With summer comes warm weather, outdoor activities - and unfortunately for many families and their pets - exposure to ticks. Ticks are not only a nuisance and capable of feeding on your pet's blood but they can also transmit deadly diseases such as Lyme, ehrlichia and anaplasmosis.
Different ticks have different hosts for their various life stages but the bottom line is that most nymphal and adult stages will happily feast on your dog, your cat or you. While a few ticks are drought tolerant, they tend to thrive in areas with higher humidity and more precipitation. Ticks can winter over and attach to pets even in winter but they tend to be most common in the spring and fall.
You can minimize tick populations around your house by frequent mowing (so there is no tall grass for nesting mice or voles), removing leaf litter from near the house and yard and keeping brush piles away from the house and yard. Those areas make good rabbit habitat and rabbits can carry ticks too. Don't attract deer by feeding them or putting out salt blocks. Avoid planting shrubs close by your house or areas where pets and children play. The CDC (Center for Disease Control) offers some additional tips.

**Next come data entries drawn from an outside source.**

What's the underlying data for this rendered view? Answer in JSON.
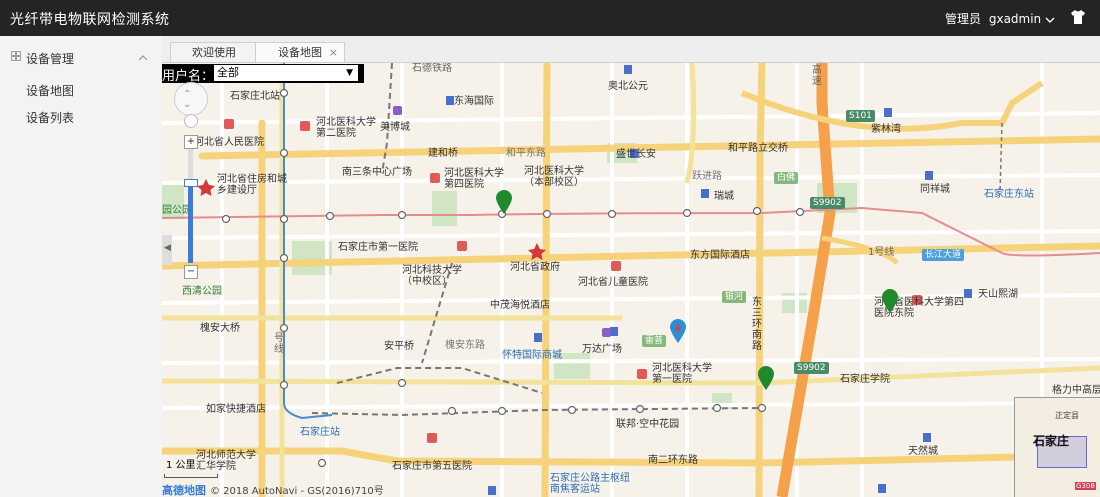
{
  "app": {
    "title": "光纤带电物联网检测系统",
    "admin_label": "管理员",
    "username": "gxadmin"
  },
  "sidebar": {
    "section": "设备管理",
    "items": [
      {
        "label": "设备地图"
      },
      {
        "label": "设备列表"
      }
    ]
  },
  "tabs": [
    {
      "label": "欢迎使用",
      "active": false
    },
    {
      "label": "设备地图",
      "active": true,
      "close": "×"
    }
  ],
  "filter": {
    "label": "用户名：",
    "selected": "全部"
  },
  "map": {
    "scale": "1 公里",
    "copyright_logo": "高德地图",
    "copyright": "© 2018 AutoNavi - GS(2016)710号",
    "minimap": {
      "city": "石家庄",
      "sub": "正定县",
      "road": "G308"
    },
    "labels": {
      "l01": "石家庄北站",
      "l02": "河北省人民医院",
      "l03": "河北医科大学第二医院",
      "l04": "美博城",
      "l05": "东海国际",
      "l06": "奥北公元",
      "l07": "紫林湾",
      "l08": "和平东路",
      "l09": "盛世长安",
      "l10": "建和桥",
      "l11": "南三条中心广场",
      "l12": "河北医科大学第四医院",
      "l13": "河北医科大学（本部校区）",
      "l14": "和平路立交桥",
      "l15": "跃进路",
      "l16": "瑞城",
      "l17": "同祥城",
      "l18": "石家庄东站",
      "l19": "河北省住房和城乡建设厅",
      "l20": "石家庄市第一医院",
      "l21": "河北省政府",
      "l22": "东方国际酒店",
      "l23": "河北科技大学（中校区）",
      "l24": "河北省儿童医院",
      "l25": "中茂海悦酒店",
      "l26": "西清公园",
      "l27": "槐安大桥",
      "l28": "安平桥",
      "l29": "槐安东路",
      "l30": "怀特国际商城",
      "l31": "万达广场",
      "l32": "河北医科大学第一医院",
      "l33": "东三环南路",
      "l34": "河北省医科大学第四医院东院",
      "l35": "天山熙湖",
      "l36": "石家庄学院",
      "l37": "如家快捷酒店",
      "l38": "石家庄站",
      "l39": "联邦·空中花园",
      "l40": "南二环东路",
      "l41": "河北师范大学汇华学院",
      "l42": "石家庄市第五医院",
      "l43": "石家庄公路主枢纽南焦客运站",
      "l44": "天然城",
      "l45": "格力中高层",
      "l46": "长江大道",
      "l47": "1号线",
      "l48": "高速",
      "l49": "S9902",
      "l50": "S101",
      "l51": "白佛",
      "l52": "银河",
      "l53": "雷普",
      "l54": "园公园",
      "l55": "号线",
      "l56": "石德铁路",
      "l57": "河北医科大学",
      "l58": "和平东路"
    },
    "markers": [
      "green-device-marker",
      "green-device-marker",
      "green-device-marker"
    ]
  }
}
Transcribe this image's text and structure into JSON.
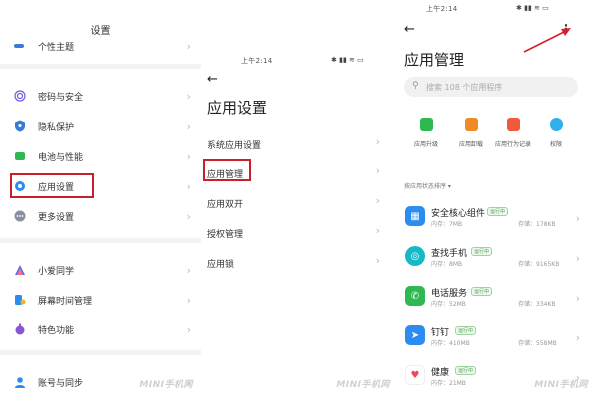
{
  "panel1": {
    "title": "设置",
    "items": [
      {
        "label": "个性主题",
        "icon": "theme-icon",
        "color": "#3a7bd5"
      },
      {
        "label": "密码与安全",
        "icon": "fingerprint-icon",
        "color": "#6b5be0"
      },
      {
        "label": "隐私保护",
        "icon": "privacy-shield-icon",
        "color": "#3a7bd5"
      },
      {
        "label": "电池与性能",
        "icon": "battery-icon",
        "color": "#2fb84f"
      },
      {
        "label": "应用设置",
        "icon": "gear-icon",
        "color": "#2d8cf0"
      },
      {
        "label": "更多设置",
        "icon": "more-dots-icon",
        "color": "#8a8fa0"
      },
      {
        "label": "小爱同学",
        "icon": "xiaoai-icon",
        "color": "#5a6cf0"
      },
      {
        "label": "屏幕时间管理",
        "icon": "screen-time-icon",
        "color": "#2d8cf0"
      },
      {
        "label": "特色功能",
        "icon": "feature-icon",
        "color": "#8b54d6"
      },
      {
        "label": "账号与同步",
        "icon": "account-icon",
        "color": "#2d8cf0"
      }
    ],
    "watermark": "MINI手机网"
  },
  "panel2": {
    "status_time": "上午2:14",
    "title": "应用设置",
    "items": [
      {
        "label": "系统应用设置"
      },
      {
        "label": "应用管理"
      },
      {
        "label": "应用双开"
      },
      {
        "label": "授权管理"
      },
      {
        "label": "应用锁"
      }
    ],
    "watermark": "MINI手机网"
  },
  "panel3": {
    "status_time": "上午2:14",
    "title": "应用管理",
    "search_placeholder": "搜索 108 个应用程序",
    "tools": [
      {
        "label": "应用升级",
        "icon": "upgrade-icon",
        "color": "#2fb84f"
      },
      {
        "label": "应用卸载",
        "icon": "uninstall-icon",
        "color": "#f08a24"
      },
      {
        "label": "应用行为记录",
        "icon": "behavior-log-icon",
        "color": "#f05a3a"
      },
      {
        "label": "权限",
        "icon": "permission-icon",
        "color": "#2fb0e8"
      }
    ],
    "sort_label": "按应用状态排序",
    "apps": [
      {
        "name": "安全核心组件",
        "badge": "运行中",
        "mem": "内存：7MB",
        "storage": "存储：178KB",
        "icon": "security-core-icon",
        "color": "#2d8cf0",
        "glyph": "▦"
      },
      {
        "name": "查找手机",
        "badge": "运行中",
        "mem": "内存：8MB",
        "storage": "存储：9165KB",
        "icon": "find-phone-icon",
        "color": "#18b8c8",
        "glyph": "◎"
      },
      {
        "name": "电话服务",
        "badge": "运行中",
        "mem": "内存：52MB",
        "storage": "存储：334KB",
        "icon": "phone-service-icon",
        "color": "#2fb84f",
        "glyph": "✆"
      },
      {
        "name": "钉钉",
        "badge": "运行中",
        "mem": "内存：410MB",
        "storage": "存储：558MB",
        "icon": "dingtalk-icon",
        "color": "#2d8cf0",
        "glyph": "➤"
      },
      {
        "name": "健康",
        "badge": "运行中",
        "mem": "内存：21MB",
        "storage": "",
        "icon": "health-icon",
        "color": "#f04a5a",
        "glyph": "♥"
      }
    ],
    "watermark": "MINI手机网"
  },
  "colors": {
    "highlight": "#c8202a",
    "accent": "#2d8cf0"
  }
}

One of the greatest problems with ticks is that they do carry dangerous diseases. You can check prevalence maps here for what disease have been found in your area in pet dog populations. The reality is your pets may pick up ticks if they go outside. For that reason, you need to consider medications to repel and/or kill ticks when they attach to your pet.
There are many different medications available to kill or repel ticks. These medications may come as treated collars, topicals to apply monthly or oral medications. You can find sprays, powders, shampoos and dips that will all help in the fight against ticks. None of them are totally foolproof however, so you still need to check your pets frequently for any ticks.
It is an excellent idea to run a flea comb or lint roller over your pet when he comes inside. Both of those may pick up any ticks that your dog or cat has just acquired. If a tick has attached, the "tick key" has proven to be an excellent tool for removal.